Greece expects to conclude difficult debt talks with private creditors within days and negotiations with the EU and the IMF on a new bailout deal by the middle of next week, Prime Minister Lucas Papademos told Reuters on Friday.
Speaking at his neo-classical office shortly before resuming talks with bankers on a bond swap deal that is key to saving the euro zone member from bankruptcy, Papademos said: Greece will not default.
We made significant progress over the last few weeks and in the last few days in particular. We are trying to conclude the discussions as quickly as possible. I am quite optimistic an agreement will be reached in the coming days, Papademos said.
The prime minister, who leads an emergency coalition government tasked with steering Greece out of its worst economic crisis in decades, spoke to Reuters minutes before bankers' chief negotiator Charles Dallara swept up to his mansion in his limousine for a new round of talks.
Papademos was also upbeat about parallel negotiations with the so-called troika of the European Union, International Monetary Fund and European Central Bank, saying agreement was expected soon on the reforms they are demanding in exchange for a new 130-billion euro aid package Greece needs to stay afloat.
The aim is to complete the discussion with the troika by the middle of next week at the latest.
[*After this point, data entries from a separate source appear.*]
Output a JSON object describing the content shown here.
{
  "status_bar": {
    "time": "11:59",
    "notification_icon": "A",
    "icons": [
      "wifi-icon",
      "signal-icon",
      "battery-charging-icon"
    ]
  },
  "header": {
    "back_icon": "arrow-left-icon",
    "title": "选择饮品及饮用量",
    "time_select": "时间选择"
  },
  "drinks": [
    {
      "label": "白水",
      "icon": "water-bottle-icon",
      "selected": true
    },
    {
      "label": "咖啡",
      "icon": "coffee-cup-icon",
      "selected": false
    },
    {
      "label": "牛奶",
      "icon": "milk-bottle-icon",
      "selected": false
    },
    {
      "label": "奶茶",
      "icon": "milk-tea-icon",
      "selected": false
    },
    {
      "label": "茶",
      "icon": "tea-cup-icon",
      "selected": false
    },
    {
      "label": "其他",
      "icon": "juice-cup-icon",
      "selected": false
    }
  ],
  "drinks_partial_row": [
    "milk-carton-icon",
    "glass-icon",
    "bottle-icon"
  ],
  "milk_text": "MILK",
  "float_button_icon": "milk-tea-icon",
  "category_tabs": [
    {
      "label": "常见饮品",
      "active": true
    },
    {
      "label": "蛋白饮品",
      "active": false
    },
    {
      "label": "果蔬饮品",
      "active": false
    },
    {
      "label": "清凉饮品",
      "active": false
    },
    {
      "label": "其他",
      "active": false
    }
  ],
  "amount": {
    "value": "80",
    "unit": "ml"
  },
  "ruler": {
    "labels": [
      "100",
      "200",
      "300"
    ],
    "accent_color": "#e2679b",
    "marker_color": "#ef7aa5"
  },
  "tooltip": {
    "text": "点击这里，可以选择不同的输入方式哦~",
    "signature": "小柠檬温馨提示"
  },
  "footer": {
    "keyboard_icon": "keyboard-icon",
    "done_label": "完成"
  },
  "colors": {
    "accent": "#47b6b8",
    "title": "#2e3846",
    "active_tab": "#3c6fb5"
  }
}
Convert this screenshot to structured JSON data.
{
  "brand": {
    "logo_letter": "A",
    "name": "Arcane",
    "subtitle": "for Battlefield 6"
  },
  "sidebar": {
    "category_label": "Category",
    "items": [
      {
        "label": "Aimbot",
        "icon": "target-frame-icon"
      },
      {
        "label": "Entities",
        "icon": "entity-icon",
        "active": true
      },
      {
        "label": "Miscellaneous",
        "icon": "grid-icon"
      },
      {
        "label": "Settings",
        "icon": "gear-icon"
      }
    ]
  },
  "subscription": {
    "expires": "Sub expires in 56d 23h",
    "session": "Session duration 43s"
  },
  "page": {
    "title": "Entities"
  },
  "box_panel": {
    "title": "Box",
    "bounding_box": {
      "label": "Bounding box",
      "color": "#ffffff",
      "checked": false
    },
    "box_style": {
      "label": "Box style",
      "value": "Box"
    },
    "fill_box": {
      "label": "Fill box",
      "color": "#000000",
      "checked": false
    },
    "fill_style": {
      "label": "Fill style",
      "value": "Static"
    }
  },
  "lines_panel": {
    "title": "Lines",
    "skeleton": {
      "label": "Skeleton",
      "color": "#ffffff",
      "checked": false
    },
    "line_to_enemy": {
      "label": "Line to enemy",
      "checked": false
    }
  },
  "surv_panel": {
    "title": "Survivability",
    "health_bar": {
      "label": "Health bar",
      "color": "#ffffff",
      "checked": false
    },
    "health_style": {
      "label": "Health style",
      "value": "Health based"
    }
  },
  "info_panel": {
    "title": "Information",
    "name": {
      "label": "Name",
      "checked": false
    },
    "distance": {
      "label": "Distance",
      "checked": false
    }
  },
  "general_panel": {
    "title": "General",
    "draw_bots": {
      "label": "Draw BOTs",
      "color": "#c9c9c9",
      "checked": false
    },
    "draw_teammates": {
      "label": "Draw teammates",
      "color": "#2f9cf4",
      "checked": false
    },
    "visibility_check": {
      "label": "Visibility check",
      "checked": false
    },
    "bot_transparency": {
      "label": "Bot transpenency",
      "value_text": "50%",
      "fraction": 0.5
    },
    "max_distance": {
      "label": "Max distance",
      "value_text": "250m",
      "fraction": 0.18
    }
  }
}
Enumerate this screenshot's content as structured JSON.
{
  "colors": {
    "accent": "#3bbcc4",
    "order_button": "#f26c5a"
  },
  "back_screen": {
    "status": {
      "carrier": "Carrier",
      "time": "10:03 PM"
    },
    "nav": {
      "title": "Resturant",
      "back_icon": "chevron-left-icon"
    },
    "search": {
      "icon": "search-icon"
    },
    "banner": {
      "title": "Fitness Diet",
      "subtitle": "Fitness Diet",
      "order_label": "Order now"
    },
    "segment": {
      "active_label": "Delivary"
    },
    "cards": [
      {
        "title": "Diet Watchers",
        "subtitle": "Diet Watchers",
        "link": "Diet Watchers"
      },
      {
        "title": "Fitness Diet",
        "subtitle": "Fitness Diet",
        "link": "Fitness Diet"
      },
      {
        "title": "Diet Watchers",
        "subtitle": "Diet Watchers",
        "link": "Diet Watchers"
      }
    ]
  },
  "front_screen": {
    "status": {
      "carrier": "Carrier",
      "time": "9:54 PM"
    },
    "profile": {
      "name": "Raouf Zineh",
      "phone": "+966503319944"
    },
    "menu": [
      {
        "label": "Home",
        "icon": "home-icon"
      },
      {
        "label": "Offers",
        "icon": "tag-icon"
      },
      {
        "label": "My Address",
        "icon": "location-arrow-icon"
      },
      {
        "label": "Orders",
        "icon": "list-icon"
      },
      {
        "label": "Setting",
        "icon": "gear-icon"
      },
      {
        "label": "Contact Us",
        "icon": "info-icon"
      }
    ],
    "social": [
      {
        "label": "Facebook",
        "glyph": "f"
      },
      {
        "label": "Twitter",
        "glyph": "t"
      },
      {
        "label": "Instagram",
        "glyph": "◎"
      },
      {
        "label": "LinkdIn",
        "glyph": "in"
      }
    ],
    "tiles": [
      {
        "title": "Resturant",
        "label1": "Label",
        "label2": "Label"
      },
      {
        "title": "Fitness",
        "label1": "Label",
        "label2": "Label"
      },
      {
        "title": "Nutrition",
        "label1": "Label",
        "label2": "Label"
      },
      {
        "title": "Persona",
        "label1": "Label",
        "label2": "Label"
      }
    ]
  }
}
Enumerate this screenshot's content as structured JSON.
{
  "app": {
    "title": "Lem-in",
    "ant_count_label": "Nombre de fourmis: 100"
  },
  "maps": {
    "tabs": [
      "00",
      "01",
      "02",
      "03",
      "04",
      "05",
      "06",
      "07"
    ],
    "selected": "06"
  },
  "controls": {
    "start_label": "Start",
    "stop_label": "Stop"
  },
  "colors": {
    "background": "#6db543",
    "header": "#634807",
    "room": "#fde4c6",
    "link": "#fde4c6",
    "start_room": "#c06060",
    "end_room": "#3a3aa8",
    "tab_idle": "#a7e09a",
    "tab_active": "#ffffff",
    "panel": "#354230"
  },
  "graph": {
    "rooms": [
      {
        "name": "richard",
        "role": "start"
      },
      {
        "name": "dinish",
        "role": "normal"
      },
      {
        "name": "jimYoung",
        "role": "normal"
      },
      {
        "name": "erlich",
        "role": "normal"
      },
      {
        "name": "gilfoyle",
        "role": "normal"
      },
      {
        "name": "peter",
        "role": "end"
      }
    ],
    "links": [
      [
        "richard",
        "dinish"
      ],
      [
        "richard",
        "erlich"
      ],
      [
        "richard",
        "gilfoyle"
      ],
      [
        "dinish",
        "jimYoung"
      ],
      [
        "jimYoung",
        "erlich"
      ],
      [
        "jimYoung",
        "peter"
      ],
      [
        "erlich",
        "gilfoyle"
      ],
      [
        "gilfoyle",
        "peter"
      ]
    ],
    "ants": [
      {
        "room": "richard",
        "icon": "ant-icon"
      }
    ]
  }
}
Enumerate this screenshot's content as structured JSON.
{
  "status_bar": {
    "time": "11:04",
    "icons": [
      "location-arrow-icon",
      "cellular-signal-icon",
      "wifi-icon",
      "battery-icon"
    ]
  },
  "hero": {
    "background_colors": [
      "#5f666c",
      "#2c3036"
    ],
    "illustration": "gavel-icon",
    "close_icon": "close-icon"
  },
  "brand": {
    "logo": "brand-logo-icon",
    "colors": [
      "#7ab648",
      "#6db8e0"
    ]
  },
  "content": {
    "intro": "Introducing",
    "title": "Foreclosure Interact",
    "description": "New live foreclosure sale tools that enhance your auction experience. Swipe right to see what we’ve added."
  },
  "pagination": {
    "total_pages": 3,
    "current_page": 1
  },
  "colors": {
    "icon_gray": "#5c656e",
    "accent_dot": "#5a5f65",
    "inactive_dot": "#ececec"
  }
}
I hope sooner rather than later, he said.
The former central banker said Greece had made progress on both fiscal and structural reforms with results already emerging.
Much more has been achieved than sometimes appears in public. There are some slippages in the implementation of the fiscal adjustment programme and the reforms. But internal devaluation is already taking place. We expect some modest growth to appear during 2013.
Papademos said the budget deficit would be about 9.5 percent of GDP in 2011, from 10.6 percent in 2010. A worse than expected recession has made it hard for Greece to meet targets agreed with lenders, despite harsh salary cuts and tax hikes.
The troika has criticised the slow pace of Greek reforms and privatisations. Lenders have warned the second bailout will hinge on Greece's proven commitment to the programme.
The soft-spoken economist, whose polite demeanour was a sharp contrast to the brash style of many Greek politicians, said he appreciated the sacrifices the population was making.
We fully understand that the Greek people are not happy with current economic conditions and are concerned about the prospects for the economy, he said.
I believe the majority of the Greek people recognise the need for addressing our fiscal problems. I believe they realise that other adjustments are necessary in order to restore conditions for sustained growth.
Scores of riot police cordoned off streets around his office during the interview, as hundreds of leftist protesters waved fists at parliament, chanting IMF get out.
The demonstration was smaller than previous, often violent, protests against the previous socialist government of George Papandreou, who was forced to step down in November.
Papademos's coalition is supported by the three main parties in parliament, ranging from socialists to the far-right, who have agreed an uneasy truce for a few months to save Greece from
default and exit from the euro zone.
Asked why he left a tranquil academic career for the Herculean task of leading Greece at such a difficult time, Papademos said: I had to contribute to the country's efforts to overcome the crisis.
Did he have any regrets? Once you make the decision, you don't look back, he replied with a wry smile.
(Editing by Barry Moody and David Stamp)